Life Is Suite: The Carlyle
Forget Times Square and Central Park. The Carlyle is where you need to go to truly experience New York culture and history.
Staring out of my window at The Carlyle and appreciating the stunning view of the Manhattan skyline, I couldn’t help but reflect on how I had spent my time in New York up till that point. To put things in context, it was my first trip to the Big Apple and I was eager to soak up as many experiences as I possibly could.
I spent the better part of my two-week trip living out of an apartment in the hipster district of Williamsburg, Brooklyn and taking the L-train every day to the city. I walked up and down the entire Times Square stretch, twice, where I got tricked into taking a photo with an Asian Elvis, something that cost me $5. I strolled through Central Park and witnessed no less than two marriage proposals in the span of half an hour. I even queued up for 45 minutes to have dessert at Serendipity 3 – the famous dessert café where John Cusack and Kate Beckinsale fell in love in 2001’s rom-com Serendipity, a movie that, I proudly and freely admit, helped me through a particularly rough breakup.
All in all, it had been a pretty action-packed trip and I didn’t think there was much else I had yet to experience. And then, I was invited to spend the last couple of nights of my trip at The Carlyle. To be honest, I hadn’t even heard of it prior to receiving the invitation. But, as I later found out, that is what The Carlyle secretly wants.
Built in 1930 and named after British essayist Thomas Carlyle, the 35-storey hotel prides itself on being a time capsule of art and culture. Its rooms and suites boast of classic Louis XVI style with audubon prints, architectural renderings by Piranesi, and English country scenes by Kips on the walls, Nero Marquina and Thassos marble finishes, and even Steinway and Baldwin grand pianos.
But above all else, The Carlyle is proudest of its discreet nature. Situated in Manhattan’s Upper East Side, The Carlyle is surrounded by galleries such as the Guggenheim and the Metropolitan Museum of Art and designer boutiques on New York’s posh Madison Avenue. Its classy, albeit unassuming front may just make you walk past it without realising what is it or the immense history and heritage that lay within in.
Over the years, the hotel has housed just about everyone – from politicians to business moguls, film stars to musicians. Every American president since Truman has stayed there. Visiting royals and heads-of-state include the likes of the late Princess Diana and Kings and Queens of Denmark, Greece, Spain, and Sweden. It used to be the meeting place for Frank Sinatra and George Harrison and continues to be a regular haunt for people like Mick Jagger, George Clooney, as well as fashion figures such as Vera Wang and Carine Roitfeld.

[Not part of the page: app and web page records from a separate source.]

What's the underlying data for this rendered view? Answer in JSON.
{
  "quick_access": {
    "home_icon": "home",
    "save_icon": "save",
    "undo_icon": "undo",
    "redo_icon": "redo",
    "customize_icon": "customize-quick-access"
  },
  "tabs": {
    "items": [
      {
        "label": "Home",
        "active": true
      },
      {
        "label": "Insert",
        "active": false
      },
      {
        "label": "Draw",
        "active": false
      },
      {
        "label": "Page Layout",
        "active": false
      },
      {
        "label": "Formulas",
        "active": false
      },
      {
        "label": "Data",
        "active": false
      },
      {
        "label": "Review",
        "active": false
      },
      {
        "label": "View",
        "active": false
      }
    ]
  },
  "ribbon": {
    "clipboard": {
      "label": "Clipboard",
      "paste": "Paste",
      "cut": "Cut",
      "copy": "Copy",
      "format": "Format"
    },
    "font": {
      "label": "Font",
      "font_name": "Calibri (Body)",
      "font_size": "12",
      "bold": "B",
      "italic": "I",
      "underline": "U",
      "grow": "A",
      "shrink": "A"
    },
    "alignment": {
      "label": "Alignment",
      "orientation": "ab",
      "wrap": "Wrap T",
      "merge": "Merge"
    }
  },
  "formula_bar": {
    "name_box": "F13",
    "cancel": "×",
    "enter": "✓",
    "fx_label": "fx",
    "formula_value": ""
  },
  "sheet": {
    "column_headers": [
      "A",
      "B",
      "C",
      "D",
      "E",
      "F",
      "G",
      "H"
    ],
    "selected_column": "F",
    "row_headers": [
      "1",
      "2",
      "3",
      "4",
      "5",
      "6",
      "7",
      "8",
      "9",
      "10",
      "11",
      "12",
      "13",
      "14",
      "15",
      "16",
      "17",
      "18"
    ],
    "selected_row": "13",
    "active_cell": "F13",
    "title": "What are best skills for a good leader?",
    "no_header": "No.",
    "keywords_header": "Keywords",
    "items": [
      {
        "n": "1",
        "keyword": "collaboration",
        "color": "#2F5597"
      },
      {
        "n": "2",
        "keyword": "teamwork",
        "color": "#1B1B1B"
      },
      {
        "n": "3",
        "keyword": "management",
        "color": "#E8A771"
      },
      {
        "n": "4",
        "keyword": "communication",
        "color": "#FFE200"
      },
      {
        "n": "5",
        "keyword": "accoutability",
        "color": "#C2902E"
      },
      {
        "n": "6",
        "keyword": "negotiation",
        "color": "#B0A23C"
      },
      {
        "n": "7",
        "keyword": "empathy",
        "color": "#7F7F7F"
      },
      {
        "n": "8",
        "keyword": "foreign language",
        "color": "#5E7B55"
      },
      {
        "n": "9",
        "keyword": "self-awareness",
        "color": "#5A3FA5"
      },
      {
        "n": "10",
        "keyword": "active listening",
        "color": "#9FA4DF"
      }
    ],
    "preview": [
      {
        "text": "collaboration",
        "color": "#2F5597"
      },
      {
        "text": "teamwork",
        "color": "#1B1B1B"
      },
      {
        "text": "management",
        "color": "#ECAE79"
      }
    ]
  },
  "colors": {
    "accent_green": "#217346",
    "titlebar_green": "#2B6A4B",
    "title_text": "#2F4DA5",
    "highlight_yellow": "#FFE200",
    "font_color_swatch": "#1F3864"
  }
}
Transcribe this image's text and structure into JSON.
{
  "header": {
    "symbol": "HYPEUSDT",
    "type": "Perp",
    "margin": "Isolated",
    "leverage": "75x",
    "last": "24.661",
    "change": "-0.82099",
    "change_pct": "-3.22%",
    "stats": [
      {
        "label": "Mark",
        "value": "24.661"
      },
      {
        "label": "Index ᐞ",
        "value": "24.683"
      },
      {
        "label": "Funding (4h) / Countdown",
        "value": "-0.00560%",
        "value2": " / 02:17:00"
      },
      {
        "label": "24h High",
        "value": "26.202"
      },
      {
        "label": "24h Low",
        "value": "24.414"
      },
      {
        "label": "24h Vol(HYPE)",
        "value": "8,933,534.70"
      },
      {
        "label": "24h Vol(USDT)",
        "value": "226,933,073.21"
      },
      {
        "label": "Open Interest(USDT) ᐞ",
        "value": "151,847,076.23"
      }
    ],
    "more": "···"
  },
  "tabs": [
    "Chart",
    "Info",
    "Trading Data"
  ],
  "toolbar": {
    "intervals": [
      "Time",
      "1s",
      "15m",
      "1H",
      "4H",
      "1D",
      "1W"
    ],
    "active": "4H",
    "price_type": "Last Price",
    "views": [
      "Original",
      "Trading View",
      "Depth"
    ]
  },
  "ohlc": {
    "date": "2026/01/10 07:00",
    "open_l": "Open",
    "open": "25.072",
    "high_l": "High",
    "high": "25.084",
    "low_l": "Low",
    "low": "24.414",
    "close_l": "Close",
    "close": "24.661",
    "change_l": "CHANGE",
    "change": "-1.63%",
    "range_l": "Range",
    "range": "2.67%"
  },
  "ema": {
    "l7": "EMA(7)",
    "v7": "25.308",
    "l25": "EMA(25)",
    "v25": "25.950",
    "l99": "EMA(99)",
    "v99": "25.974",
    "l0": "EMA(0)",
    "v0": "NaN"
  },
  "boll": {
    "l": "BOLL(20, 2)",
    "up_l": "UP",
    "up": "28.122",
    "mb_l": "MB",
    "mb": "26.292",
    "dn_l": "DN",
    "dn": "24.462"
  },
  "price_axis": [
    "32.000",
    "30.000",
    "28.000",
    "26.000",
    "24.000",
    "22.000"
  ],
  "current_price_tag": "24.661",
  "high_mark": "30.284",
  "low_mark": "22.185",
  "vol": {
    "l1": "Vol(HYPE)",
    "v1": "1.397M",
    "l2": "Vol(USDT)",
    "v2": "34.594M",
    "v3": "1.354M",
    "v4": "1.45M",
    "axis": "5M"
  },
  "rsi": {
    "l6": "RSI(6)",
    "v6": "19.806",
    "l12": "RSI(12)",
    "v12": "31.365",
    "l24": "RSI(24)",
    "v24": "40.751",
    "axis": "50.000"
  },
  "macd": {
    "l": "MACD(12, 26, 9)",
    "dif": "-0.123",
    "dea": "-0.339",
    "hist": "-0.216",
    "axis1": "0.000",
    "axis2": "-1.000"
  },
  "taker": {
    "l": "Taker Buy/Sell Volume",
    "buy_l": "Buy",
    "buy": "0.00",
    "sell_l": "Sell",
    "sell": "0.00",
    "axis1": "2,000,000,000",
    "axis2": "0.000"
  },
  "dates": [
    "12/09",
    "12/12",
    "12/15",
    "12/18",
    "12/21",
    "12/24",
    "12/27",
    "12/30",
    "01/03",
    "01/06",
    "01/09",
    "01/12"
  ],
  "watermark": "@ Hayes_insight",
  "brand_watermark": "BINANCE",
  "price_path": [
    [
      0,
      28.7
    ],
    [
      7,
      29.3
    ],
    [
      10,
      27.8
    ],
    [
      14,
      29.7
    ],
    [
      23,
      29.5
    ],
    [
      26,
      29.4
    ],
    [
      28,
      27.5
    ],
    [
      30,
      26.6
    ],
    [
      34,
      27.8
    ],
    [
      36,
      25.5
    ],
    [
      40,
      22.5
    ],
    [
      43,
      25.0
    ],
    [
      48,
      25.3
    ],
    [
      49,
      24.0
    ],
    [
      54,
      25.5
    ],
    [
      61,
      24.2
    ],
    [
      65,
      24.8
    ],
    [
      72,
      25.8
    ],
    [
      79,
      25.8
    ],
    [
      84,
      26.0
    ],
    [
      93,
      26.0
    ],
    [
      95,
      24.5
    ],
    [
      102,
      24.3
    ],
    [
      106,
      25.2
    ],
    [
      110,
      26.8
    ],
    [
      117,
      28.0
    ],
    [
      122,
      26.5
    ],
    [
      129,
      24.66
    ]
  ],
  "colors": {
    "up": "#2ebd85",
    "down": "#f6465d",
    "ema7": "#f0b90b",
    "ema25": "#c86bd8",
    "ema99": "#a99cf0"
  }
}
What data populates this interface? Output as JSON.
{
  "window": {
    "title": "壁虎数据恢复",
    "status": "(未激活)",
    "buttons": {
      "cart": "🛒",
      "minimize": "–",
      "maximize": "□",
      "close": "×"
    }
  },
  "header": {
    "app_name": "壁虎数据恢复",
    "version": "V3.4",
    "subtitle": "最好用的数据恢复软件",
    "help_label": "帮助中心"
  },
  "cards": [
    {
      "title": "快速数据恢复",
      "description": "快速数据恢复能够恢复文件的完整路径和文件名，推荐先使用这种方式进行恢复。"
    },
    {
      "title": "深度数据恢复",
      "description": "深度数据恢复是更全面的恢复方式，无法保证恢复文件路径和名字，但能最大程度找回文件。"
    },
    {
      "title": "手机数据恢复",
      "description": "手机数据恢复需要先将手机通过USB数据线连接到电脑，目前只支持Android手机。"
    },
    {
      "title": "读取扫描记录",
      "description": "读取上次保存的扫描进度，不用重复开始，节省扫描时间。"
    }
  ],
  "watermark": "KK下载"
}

Café Carlyle has made an indelible mark on the entertainment and social landscape of New York since its opening in 1955, playing host to legendary talents such as Bobby Short, Woody Allen, Elaine Stritch, Steve Tyrell, Eartha Kitt, and Judy Collins. Bemelmans Bar, on the other hand, is where artist and author Ludwig Bemelmans’s childhood fantasies are given free rein, with fine works of art and drawings of books including his children’s series, Madeline.
Having gone down the list of The Carlyle’s VIPs, guests might visualize a movie-like scenario that sees them rubbing shoulders with Tom Cruise and Katie Holmes, sipping cocktails with Emma Watson, nodding to fashion designer Michael Kors and former Vogue creative director Grace Coddington chatting at the next table, while Mariah Carey walks up to sing a tune simply because she felt like it.
But The Carlyle isn’t a place to go just to see and be seen. Instead, it is a place to immerse yourself and engage in its heritage and tradition-rich stories rather than simply bearing witness to them. It is a place to make your home away from home and to create your own narratives.
At the end of day, you want to be able to say, “I stayed at The Carlyle on the 15th floor suite that overlooks the Upper East Side, sat at the Café Carlyle listening to Steve Tyrell sing It Had To Be You, before taking an elevator that Marilyn Monroe used to ride on her many secret visits to John F. Kennedy’s duplex suite to rest your head on your very own pillow with your initials embroidered in gold on it.”
That’s the Carlyle way of life.
Text by Patrick Chew
This article was originally published in Men’s Folio